Sitting in a community center in Tallaght, a sprawling, working-class suburb at the foot of Dublin’s mountains, Debbie Byrne sees little sign she’s living in the euro region’s fastest-growing economy.

The government is “trying to say things are on the climb,” said Byrne, 38, a homemaker who helps people who drop in grapple with drug addiction and a jobless rate soaring above the national average. “Show me where things are on the climb in these areas. There are people going hungry.”

Almost a year since Ireland exited its international bailout program, there’s growing discontent among people who say they feel no connection with the economic numbers and bond prices telling them the worst is over. The result is that the Irish are adding to the phalanx of Europeans who are decamping to political parties previously on the electoral fringes.

Disillusioned with the leaders she helped usher into power at Ireland’s 2011 election, Byrne counts herself among the new supporters of Sinn Fein, the party that for much of the 1980s and 1990s was the Irish Republican Army’s political wing fighting against British rule in Northern Ireland.

Led by Gerry Adams, a politician more synonymous with the conflict in Belfast than the parliament in Dublin, opposition to tax increases, spending cuts and paying holders of bonds in state-owned banks turned Sinn Fein into Ireland’s most popular party, a poll published last month showed.

An election isn’t due until 2016, yet Prime Minister Enda Kenny last week started laying out the battle lines, warning a Sinn Fein-led government would undo all the progress in fixing Ireland’s economy and finances.

European Trend

Ireland reflects the backlash in Europe after years of belt-tightening by governments, said David Schnautz, a fixed- income strategist at Commerzbank AG in New York.

Spain’s Podemos, “We Can” in Spanish, has overtaken the country’s two main parties in the polls before elections next year. In Greece, the anti-bailout opposition party Syriza is ahead. The U.K. Independence Party, which opposes immigration and the European Union, last month gained a second elected lawmaker in the British Parliament after defections from the governing Conservative Party.

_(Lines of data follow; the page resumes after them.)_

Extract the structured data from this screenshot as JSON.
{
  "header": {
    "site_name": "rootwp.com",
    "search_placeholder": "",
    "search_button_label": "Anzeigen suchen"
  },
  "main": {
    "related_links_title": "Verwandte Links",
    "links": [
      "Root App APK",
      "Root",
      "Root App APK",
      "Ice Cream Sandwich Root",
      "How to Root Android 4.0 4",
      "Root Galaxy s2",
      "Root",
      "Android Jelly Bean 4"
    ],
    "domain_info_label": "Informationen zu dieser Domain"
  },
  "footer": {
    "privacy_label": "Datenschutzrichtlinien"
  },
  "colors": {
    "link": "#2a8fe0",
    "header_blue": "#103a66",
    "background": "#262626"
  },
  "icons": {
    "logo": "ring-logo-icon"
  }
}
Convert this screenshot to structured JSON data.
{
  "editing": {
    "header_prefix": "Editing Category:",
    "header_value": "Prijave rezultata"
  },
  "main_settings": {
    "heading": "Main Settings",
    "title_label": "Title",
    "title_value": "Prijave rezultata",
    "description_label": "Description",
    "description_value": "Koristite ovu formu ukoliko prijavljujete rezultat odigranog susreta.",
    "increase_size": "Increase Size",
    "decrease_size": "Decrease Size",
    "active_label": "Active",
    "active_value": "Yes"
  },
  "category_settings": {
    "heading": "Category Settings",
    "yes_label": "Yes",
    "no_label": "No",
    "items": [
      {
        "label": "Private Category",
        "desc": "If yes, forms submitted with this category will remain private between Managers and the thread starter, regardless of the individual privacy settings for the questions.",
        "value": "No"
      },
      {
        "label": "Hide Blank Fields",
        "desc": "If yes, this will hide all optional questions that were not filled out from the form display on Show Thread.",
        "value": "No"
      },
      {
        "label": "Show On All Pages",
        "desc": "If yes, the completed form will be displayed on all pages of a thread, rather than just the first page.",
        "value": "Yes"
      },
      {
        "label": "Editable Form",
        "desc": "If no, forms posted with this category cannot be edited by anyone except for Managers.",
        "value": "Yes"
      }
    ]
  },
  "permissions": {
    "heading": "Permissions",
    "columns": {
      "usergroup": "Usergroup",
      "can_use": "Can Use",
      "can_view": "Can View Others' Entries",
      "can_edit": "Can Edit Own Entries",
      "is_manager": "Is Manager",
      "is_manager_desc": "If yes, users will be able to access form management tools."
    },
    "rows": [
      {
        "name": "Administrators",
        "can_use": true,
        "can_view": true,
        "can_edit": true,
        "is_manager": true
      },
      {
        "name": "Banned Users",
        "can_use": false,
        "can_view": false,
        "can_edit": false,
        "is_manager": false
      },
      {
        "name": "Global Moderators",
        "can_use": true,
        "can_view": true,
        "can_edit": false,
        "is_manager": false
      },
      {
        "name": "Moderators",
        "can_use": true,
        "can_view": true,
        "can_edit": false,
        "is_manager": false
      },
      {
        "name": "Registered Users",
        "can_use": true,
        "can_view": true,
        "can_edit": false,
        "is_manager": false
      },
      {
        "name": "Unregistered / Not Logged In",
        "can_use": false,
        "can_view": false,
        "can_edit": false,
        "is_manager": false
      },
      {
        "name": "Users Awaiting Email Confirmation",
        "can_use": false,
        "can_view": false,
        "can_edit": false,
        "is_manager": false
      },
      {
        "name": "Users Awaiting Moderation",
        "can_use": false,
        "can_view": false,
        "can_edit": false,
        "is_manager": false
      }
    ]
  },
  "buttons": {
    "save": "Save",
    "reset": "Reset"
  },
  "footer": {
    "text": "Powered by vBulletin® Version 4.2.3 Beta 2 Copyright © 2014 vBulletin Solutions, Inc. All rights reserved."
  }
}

“There’s definitely fatigue setting in across Europe with budget-deficit reductions,” said Schnautz. “This is the European-wide picture that obviously makes it easier for anti- austerity parties to attract protest votes.”